▸ **Required work**
Using the data below, copy every line that contains the word "kind".

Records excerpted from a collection
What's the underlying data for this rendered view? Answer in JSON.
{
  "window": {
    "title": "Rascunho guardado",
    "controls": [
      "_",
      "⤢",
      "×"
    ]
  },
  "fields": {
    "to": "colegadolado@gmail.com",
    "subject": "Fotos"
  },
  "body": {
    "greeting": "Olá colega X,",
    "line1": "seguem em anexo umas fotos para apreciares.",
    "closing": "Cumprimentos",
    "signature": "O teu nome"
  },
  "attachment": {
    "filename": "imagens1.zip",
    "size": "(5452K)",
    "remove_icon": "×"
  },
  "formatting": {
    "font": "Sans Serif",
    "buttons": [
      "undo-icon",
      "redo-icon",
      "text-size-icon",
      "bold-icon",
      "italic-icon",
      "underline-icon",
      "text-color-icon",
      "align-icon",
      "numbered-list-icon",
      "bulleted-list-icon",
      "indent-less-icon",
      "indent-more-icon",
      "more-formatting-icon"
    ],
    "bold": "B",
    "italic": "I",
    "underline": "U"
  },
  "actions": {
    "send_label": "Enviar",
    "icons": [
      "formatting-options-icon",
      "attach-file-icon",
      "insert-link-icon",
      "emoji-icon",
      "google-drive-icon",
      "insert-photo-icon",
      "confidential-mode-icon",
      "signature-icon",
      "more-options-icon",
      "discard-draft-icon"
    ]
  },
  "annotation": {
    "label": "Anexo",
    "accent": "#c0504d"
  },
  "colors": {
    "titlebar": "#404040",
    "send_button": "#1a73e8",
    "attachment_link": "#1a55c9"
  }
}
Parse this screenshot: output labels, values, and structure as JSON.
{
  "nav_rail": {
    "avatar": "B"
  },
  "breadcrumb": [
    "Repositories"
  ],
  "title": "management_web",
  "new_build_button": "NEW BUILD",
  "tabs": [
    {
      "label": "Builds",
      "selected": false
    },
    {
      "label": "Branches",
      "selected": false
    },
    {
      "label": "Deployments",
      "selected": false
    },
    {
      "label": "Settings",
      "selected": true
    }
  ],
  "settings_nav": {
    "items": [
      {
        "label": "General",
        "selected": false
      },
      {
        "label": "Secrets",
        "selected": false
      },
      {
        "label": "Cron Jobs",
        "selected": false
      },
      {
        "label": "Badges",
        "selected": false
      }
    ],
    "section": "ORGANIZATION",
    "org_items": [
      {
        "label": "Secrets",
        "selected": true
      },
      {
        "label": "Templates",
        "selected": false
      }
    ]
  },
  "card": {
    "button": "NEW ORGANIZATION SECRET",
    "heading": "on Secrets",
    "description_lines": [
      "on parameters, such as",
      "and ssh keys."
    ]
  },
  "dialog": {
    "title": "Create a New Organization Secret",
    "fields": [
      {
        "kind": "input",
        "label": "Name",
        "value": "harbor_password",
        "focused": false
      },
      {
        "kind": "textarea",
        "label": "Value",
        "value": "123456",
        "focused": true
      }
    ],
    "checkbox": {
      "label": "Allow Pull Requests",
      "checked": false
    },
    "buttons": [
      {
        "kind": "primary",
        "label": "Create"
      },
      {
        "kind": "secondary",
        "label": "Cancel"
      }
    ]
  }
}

▸ **Solution for this problem**
        "kind": "input",
        "kind": "textarea",
        "kind": "primary",
        "kind": "secondary",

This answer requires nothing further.